I earned by Bachelors of Commerce from UNBC 2008, worked at Carrier Sekani Tribal Council 2008-2011, then was asked by the elder to apply at SD 57 for the position Elder and knowledge foci from there I held a position on the Language Team  and now back with Elders. It was through the work I did with Carrier Sekani and my involvement with elders began in 2004 with Gathering our Voices Youth Gathering. I was the Walk Tall Aboriginal Youth Achievement Coordinator, AGA coordinator and back to Youth & Elder Coordinator.   I worked with the elder groups- Nechako Metis Elders Society, PG Metis Elders society and PG Dakelh Elders Society with Healthy Elder Lifestyle Program., which was a health and wellness program. The elders back in 2004 asked me to come under their wings to learn from them and I have taken their knowledge to better my personal and professional life.
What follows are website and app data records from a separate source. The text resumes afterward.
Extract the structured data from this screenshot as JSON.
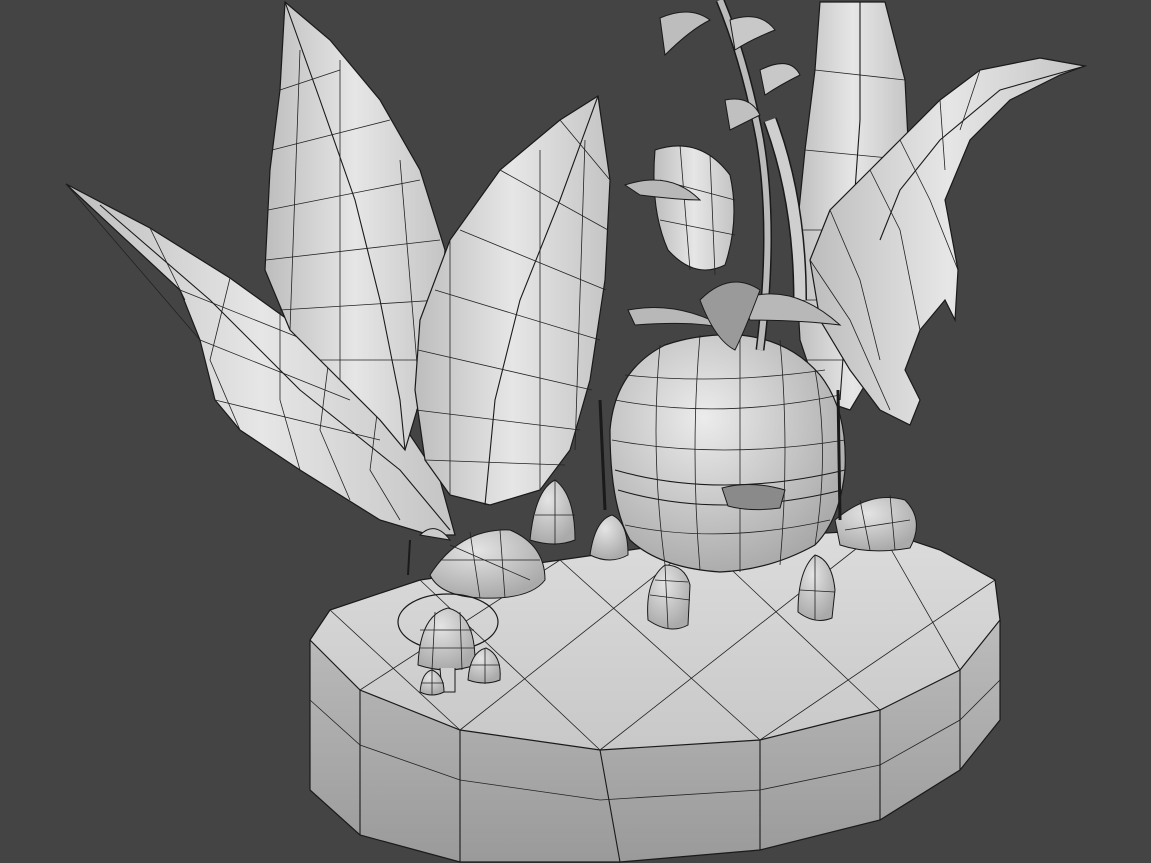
{
  "viewport": {
    "shading_mode": "smooth-shaded-with-wireframe-edges",
    "background_color": "#444444",
    "mesh_color": "#d8d8d8",
    "wire_color": "#1a1a1a"
  },
  "scene": {
    "objects": [
      {
        "name": "oval-base",
        "icon": "mesh"
      },
      {
        "name": "leaf-far-left",
        "icon": "mesh"
      },
      {
        "name": "leaf-back-left",
        "icon": "mesh"
      },
      {
        "name": "leaf-front-mid",
        "icon": "mesh"
      },
      {
        "name": "leaf-back-right",
        "icon": "mesh"
      },
      {
        "name": "leaf-right-curled",
        "icon": "mesh"
      },
      {
        "name": "onion-house-body",
        "icon": "mesh"
      },
      {
        "name": "onion-house-sprout",
        "icon": "mesh"
      },
      {
        "name": "onion-house-legs",
        "icon": "mesh"
      },
      {
        "name": "mushroom-cluster",
        "icon": "mesh"
      },
      {
        "name": "pebbles",
        "icon": "mesh"
      },
      {
        "name": "selection-gizmo-circle",
        "icon": "helper"
      }
    ]
  }
}
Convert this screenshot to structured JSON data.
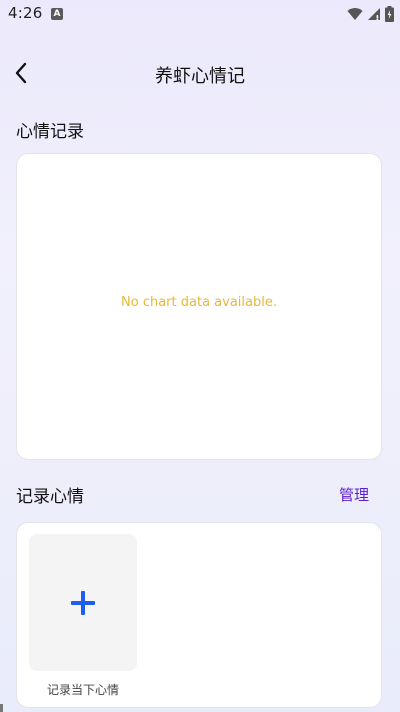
{
  "status_bar": {
    "time": "4:26",
    "app_badge": "A"
  },
  "header": {
    "title": "养虾心情记"
  },
  "mood_chart_section": {
    "title": "心情记录",
    "empty_message": "No chart data available."
  },
  "record_section": {
    "title": "记录心情",
    "manage_label": "管理",
    "add_label": "记录当下心情"
  },
  "colors": {
    "accent": "#5a1fd1",
    "plus": "#1f5cf0",
    "empty_text": "#e9b73a"
  }
}
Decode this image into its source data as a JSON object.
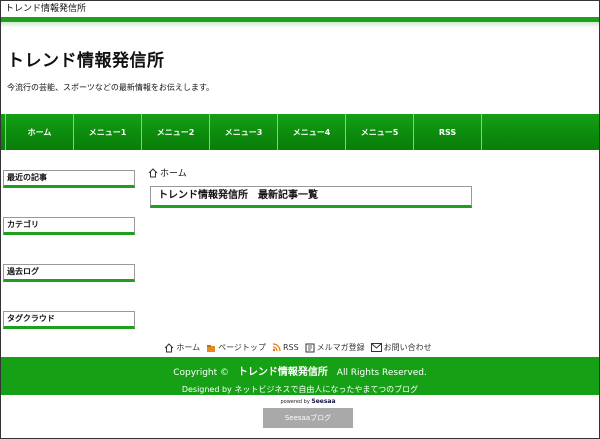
{
  "topbar": {
    "text": "トレンド情報発信所"
  },
  "header": {
    "site_title": "トレンド情報発信所",
    "tagline": "今流行の芸能、スポーツなどの最新情報をお伝えします。"
  },
  "nav": {
    "items": [
      "ホーム",
      "メニュー1",
      "メニュー2",
      "メニュー3",
      "メニュー4",
      "メニュー5",
      "RSS"
    ]
  },
  "sidebar": {
    "boxes": [
      "最近の記事",
      "カテゴリ",
      "過去ログ",
      "タグクラウド"
    ]
  },
  "main": {
    "breadcrumb": "ホーム",
    "heading": "トレンド情報発信所　最新記事一覧"
  },
  "footer_links": {
    "home": "ホーム",
    "pagetop": "ページトップ",
    "rss": "RSS",
    "mailmag": "メルマガ登録",
    "contact": "お問い合わせ"
  },
  "footer": {
    "copyright_prefix": "Copyright ©",
    "site_name": "トレンド情報発信所",
    "rights": "All Rights Reserved.",
    "designed": "Designed by ネットビジネスで自由人になったやまてつのブログ"
  },
  "powered": {
    "label": "powered by",
    "brand": "Seesaa"
  },
  "seesaa_button": {
    "label": "Seesaaブログ"
  },
  "colors": {
    "accent_green": "#1ea01e",
    "nav_green": "#0c8c0c",
    "button_gray": "#a9a9a9"
  }
}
It is through this journey I have evolved to learn many things from the elders in their quest to help our Aboriginal students in urban Prince George. One being the medicine plants, in which I brought them to John Prince Research Camp in Fort St James where I met many elder whose knowledge was passed down to all of us for use to teach the children. Since 2008 I have been building a research medicine from ecology, the significance of each plant, put together a training module that used, also build a First Nation Plant Trail in Esker Park, so we have a vehicle to bring the students out into nature see for themselves and enjoy what mother nature provides for us. The connection and respect our elders taught me about my environment to a whole new level. Thank you Nak'azdli and Tl'azt'en Elders for sharing and the other entire elders who have and will continue to share their knowledge with me and our students.